Required work: Output the listing word for word, minus pictures.
───── Provided records
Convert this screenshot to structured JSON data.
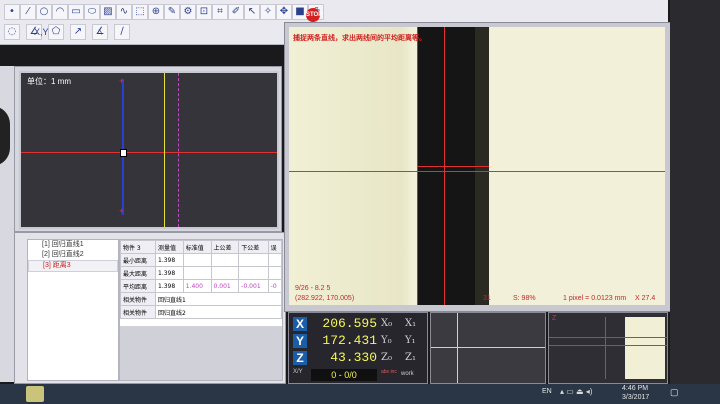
{
  "toolbar": {
    "row1_icons": [
      "point-icon",
      "line-icon",
      "circle-icon",
      "arc-icon",
      "rect-icon",
      "ellipse-icon",
      "hatch-icon",
      "curve-icon",
      "select-icon",
      "measure-icon",
      "edit-icon",
      "gear-icon",
      "frame-icon",
      "crop-icon",
      "pen-icon",
      "cursor-icon",
      "compass-icon",
      "pan-icon",
      "stop-icon",
      "print-icon"
    ],
    "row2_icons": [
      "lasso-icon",
      "angle-icon",
      "polygon-icon",
      "arrow-icon",
      "angle2-icon",
      "slash-icon"
    ],
    "xy_label": "X,Y",
    "stop_label": "STOP"
  },
  "left_view": {
    "unit_label": "单位：1 mm"
  },
  "right_view": {
    "instruction": "捕捉两条直线，求出两线间的平均距离等。",
    "coord_left": "9/26 - 8.2 5",
    "coord_right": "(282.922, 170.005)",
    "status_31": "31",
    "status_pct": "S: 98%",
    "status_pixel": "1 pixel = 0.0123 mm",
    "status_x": "X 27.4"
  },
  "tree": {
    "items": [
      {
        "index": "[1]",
        "label": "回归直线1"
      },
      {
        "index": "[2]",
        "label": "回归直线2"
      },
      {
        "index": "[3]",
        "label": "距离3"
      }
    ]
  },
  "results": {
    "headers": [
      "物件 3",
      "测量值",
      "标准值",
      "上公差",
      "下公差",
      "误"
    ],
    "rows": [
      {
        "name": "最小距离",
        "measured": "1.398",
        "nominal": "",
        "upper": "",
        "lower": ""
      },
      {
        "name": "最大距离",
        "measured": "1.398",
        "nominal": "",
        "upper": "",
        "lower": ""
      },
      {
        "name": "平均距离",
        "measured": "1.398",
        "nominal": "1.400",
        "upper": "0.001",
        "lower": "-0.001",
        "err": "-0"
      }
    ],
    "related": [
      {
        "label": "相关物件",
        "value": "回归直线1"
      },
      {
        "label": "相关物件",
        "value": "回归直线2"
      }
    ]
  },
  "dro": {
    "x": "206.595",
    "y": "172.431",
    "z": "43.330",
    "x_label": "X",
    "y_label": "Y",
    "z_label": "Z",
    "counter": "0 - 0/0",
    "work_label": "work",
    "inc_label": "abs inc",
    "xy_mini": "X/Y",
    "x0": "X₀",
    "y0": "Y₀",
    "z0": "Z₀",
    "x1": "X₁",
    "y1": "Y₁",
    "z1": "Z₁"
  },
  "mini_views": {
    "z_label": "Z"
  },
  "taskbar": {
    "lang": "EN",
    "time": "4:46 PM",
    "date": "3/3/2017"
  },
  "colors": {
    "accent_red": "#e03030",
    "crosshair_yellow": "#e6e03a",
    "magenta": "#c04ac0",
    "dro_yellow": "#f6f65a"
  }
}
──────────
Exercise response:
Convert this screenshot to structured JSON data.
{
  "toolbar": {
    "row1_icons": [
      "point-icon",
      "line-icon",
      "circle-icon",
      "arc-icon",
      "rect-icon",
      "ellipse-icon",
      "hatch-icon",
      "curve-icon",
      "select-icon",
      "measure-icon",
      "edit-icon",
      "gear-icon",
      "frame-icon",
      "crop-icon",
      "pen-icon",
      "cursor-icon",
      "compass-icon",
      "pan-icon",
      "stop-icon",
      "print-icon"
    ],
    "row2_icons": [
      "lasso-icon",
      "angle-icon",
      "polygon-icon",
      "arrow-icon",
      "angle2-icon",
      "slash-icon"
    ],
    "xy_label": "X,Y",
    "stop_label": "STOP"
  },
  "left_view": {
    "unit_label": "单位：1 mm"
  },
  "right_view": {
    "instruction": "捕捉两条直线，求出两线间的平均距离等。",
    "coord_left": "9/26 - 8.2 5",
    "coord_right": "(282.922, 170.005)",
    "status_31": "31",
    "status_pct": "S: 98%",
    "status_pixel": "1 pixel = 0.0123 mm",
    "status_x": "X 27.4"
  },
  "tree": {
    "items": [
      {
        "index": "[1]",
        "label": "回归直线1"
      },
      {
        "index": "[2]",
        "label": "回归直线2"
      },
      {
        "index": "[3]",
        "label": "距离3"
      }
    ]
  },
  "results": {
    "headers": [
      "物件 3",
      "测量值",
      "标准值",
      "上公差",
      "下公差",
      "误"
    ],
    "rows": [
      {
        "name": "最小距离",
        "measured": "1.398",
        "nominal": "",
        "upper": "",
        "lower": ""
      },
      {
        "name": "最大距离",
        "measured": "1.398",
        "nominal": "",
        "upper": "",
        "lower": ""
      },
      {
        "name": "平均距离",
        "measured": "1.398",
        "nominal": "1.400",
        "upper": "0.001",
        "lower": "-0.001",
        "err": "-0"
      }
    ],
    "related": [
      {
        "label": "相关物件",
        "value": "回归直线1"
      },
      {
        "label": "相关物件",
        "value": "回归直线2"
      }
    ]
  },
  "dro": {
    "x": "206.595",
    "y": "172.431",
    "z": "43.330",
    "x_label": "X",
    "y_label": "Y",
    "z_label": "Z",
    "counter": "0 - 0/0",
    "work_label": "work",
    "inc_label": "abs inc",
    "xy_mini": "X/Y",
    "x0": "X₀",
    "y0": "Y₀",
    "z0": "Z₀",
    "x1": "X₁",
    "y1": "Y₁",
    "z1": "Z₁"
  },
  "mini_views": {
    "z_label": "Z"
  },
  "taskbar": {
    "lang": "EN",
    "time": "4:46 PM",
    "date": "3/3/2017"
  },
  "colors": {
    "accent_red": "#e03030",
    "crosshair_yellow": "#e6e03a",
    "magenta": "#c04ac0",
    "dro_yellow": "#f6f65a"
  }
}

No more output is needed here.